Perhaps some of them dropped in on the Canongate Kirk, where Zara Phillips, who lies 15th in line to the throne, married a common rugby player with a bashed nose. On occasion, they may even have bumped into a visiting royal.
I thought immediately of the Calton jail when I learned of the parlous state of the Queen's finances. Last year, it would appear, she spent more than she earned. I say "earned" but that is misleading; a more appropriate verb may be "received".
In 2013, she was awarded £31m through what's known as the Sovereign Grant. But it was not enough to cover her outgoings. When all the beans were counted, it emerged there was a shortfall of £2.3m which had to be met out of Her Majesty's own reserves.
This left just over £1m in the kitty which, according to the Commons committee charged with overseeing that the Queen does not end up in Queer Street, is "a historically low level of contingency".
Hence the cries from some of my more hysterical brethren that the owner of Buckingham Palace, several desirable pieds-a-terre, not to mention stables full of thoroughbreds and galleries bursting with Old Masters, is "down to her last million".
As one gets older, money and the lack thereof is of ongoing concern. With few opportunities to augment pensions and the return on savings pitiful, it is incumbent on us to manage our budgets as best we can.
In that respect, the Queen is no different from anyone else. In bygone times, a monarch had what might be called more wriggle room.
He or she could levy a tax, non-payment of which could result in dire consequences, such as the loss of a finger or toe. Alternatively, he or she could invade somewhere, looting and pillaging as he or she went. Alas, neither option is open to our Queen. So what can she do to climb out of the financial black hole into which she has embarrassingly tumbled?
First, she could tighten her stays. Without being privy to her books I cannot say how much this would help. But savings can always be made.
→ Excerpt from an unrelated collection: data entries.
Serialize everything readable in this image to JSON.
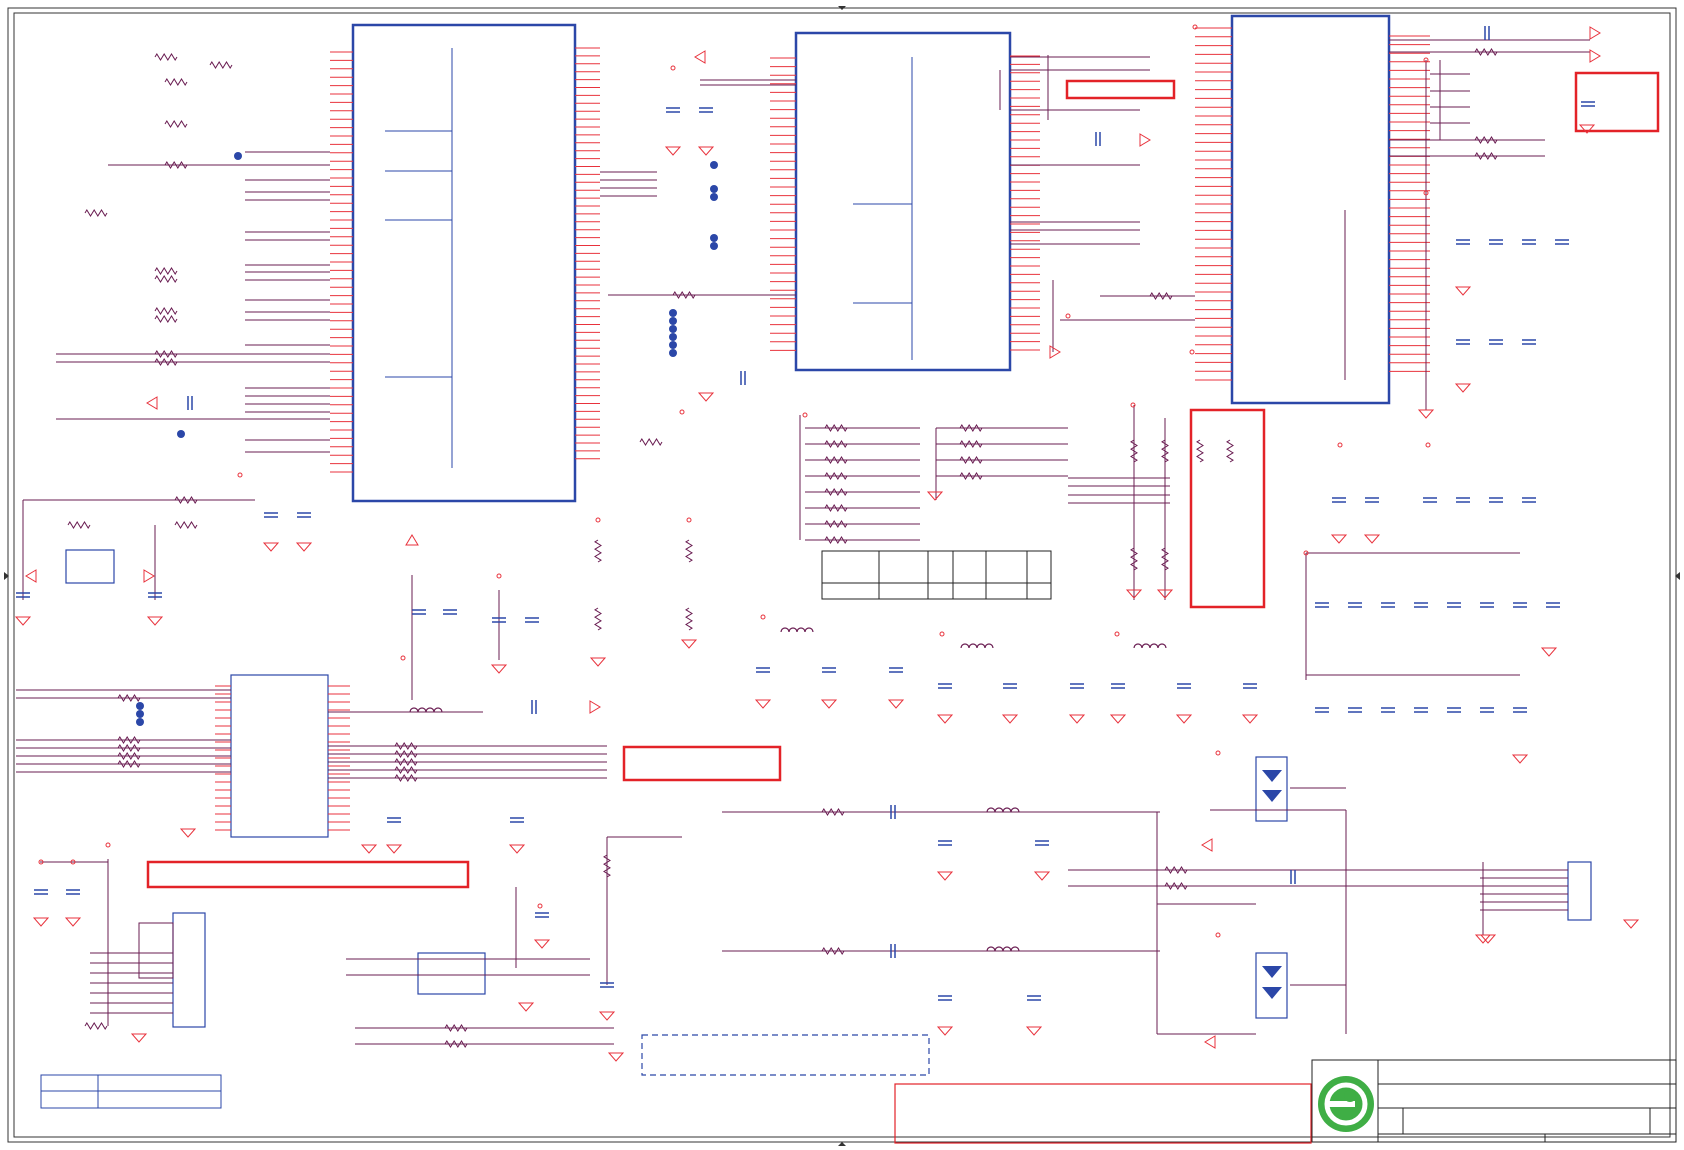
{
  "document": {
    "kind": "electronic schematic sheet",
    "text_content": []
  },
  "colors": {
    "wire": "#e8323c",
    "net": "#6a1d52",
    "component": "#2b47a8",
    "highlight_box": "#e32228",
    "junction": "#2b47a8",
    "border": "#333333",
    "logo_green": "#3fae45"
  },
  "icons": {
    "logo": "company-logo-icon",
    "diode": "tvs-diode-icon",
    "ground": "ground-symbol-icon",
    "power": "power-arrow-icon"
  }
}
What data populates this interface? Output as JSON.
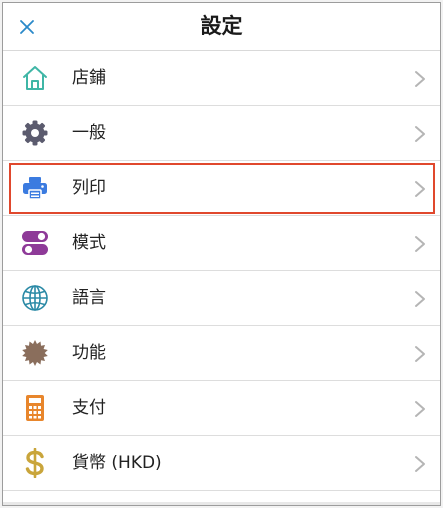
{
  "header": {
    "title": "設定",
    "close_icon": "close-icon"
  },
  "settings": {
    "items": [
      {
        "label": "店鋪",
        "icon": "store-icon",
        "icon_color": "#3fb6a6"
      },
      {
        "label": "一般",
        "icon": "gear-icon",
        "icon_color": "#5b5b6e"
      },
      {
        "label": "列印",
        "icon": "printer-icon",
        "icon_color": "#3b7be0",
        "highlighted": true,
        "highlight_color": "#e0482d"
      },
      {
        "label": "模式",
        "icon": "toggle-icon",
        "icon_color": "#8e3a98"
      },
      {
        "label": "語言",
        "icon": "globe-icon",
        "icon_color": "#2b8aa6"
      },
      {
        "label": "功能",
        "icon": "badge-icon",
        "icon_color": "#8a6e5c"
      },
      {
        "label": "支付",
        "icon": "calculator-icon",
        "icon_color": "#e8862c"
      },
      {
        "label": "貨幣 (HKD)",
        "icon": "dollar-icon",
        "icon_color": "#c9a53b"
      }
    ]
  }
}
Does she, for example, need quite so many dogs? And before the animal liberation brigade tweaks my tail, I am not saying they should be culled.
What I would suggest, though, is that when one of them departs for the celestial Crufts it should not be replaced. Ultimately, I'd put a limit on her of two dogs, one for ceremonial occasions, the other for exercise purposes.
Transport, I gather, is also a considerable drain on the royal purse. With Britannia docked in Leith, the Queen has been less inclined to visit foreign parts. Soon, too, the royal train may no longer be fit for purpose, thus bringing an era of privilege to an ignominious end.
What then? Can one really imagine Her Majesty and her hangers-on in ScotRail's first-class shoe box as they travel north to Balmoral? Possibly not, but how otherwise are they to get around economically?
It may worth pointing out, therefore, that the Queen, who is 87, qualifies for a senior railcard, which for a small investment reduces all fares by one-third, and a free bus pass too.
The other alternative open to her is raise more revenue. Here, she could take her lead from Prince William and his spouse, both of whom have formed companies to protect their images.
This allows them to sell officially endorsed products, such as mugs, and sue the pants of anyone who offers tat in their name. The beauty of this is that you need only be yourself, which the Queen has always been. I mean no disrespect when I say she'd be perfect as the face of a premium dog food.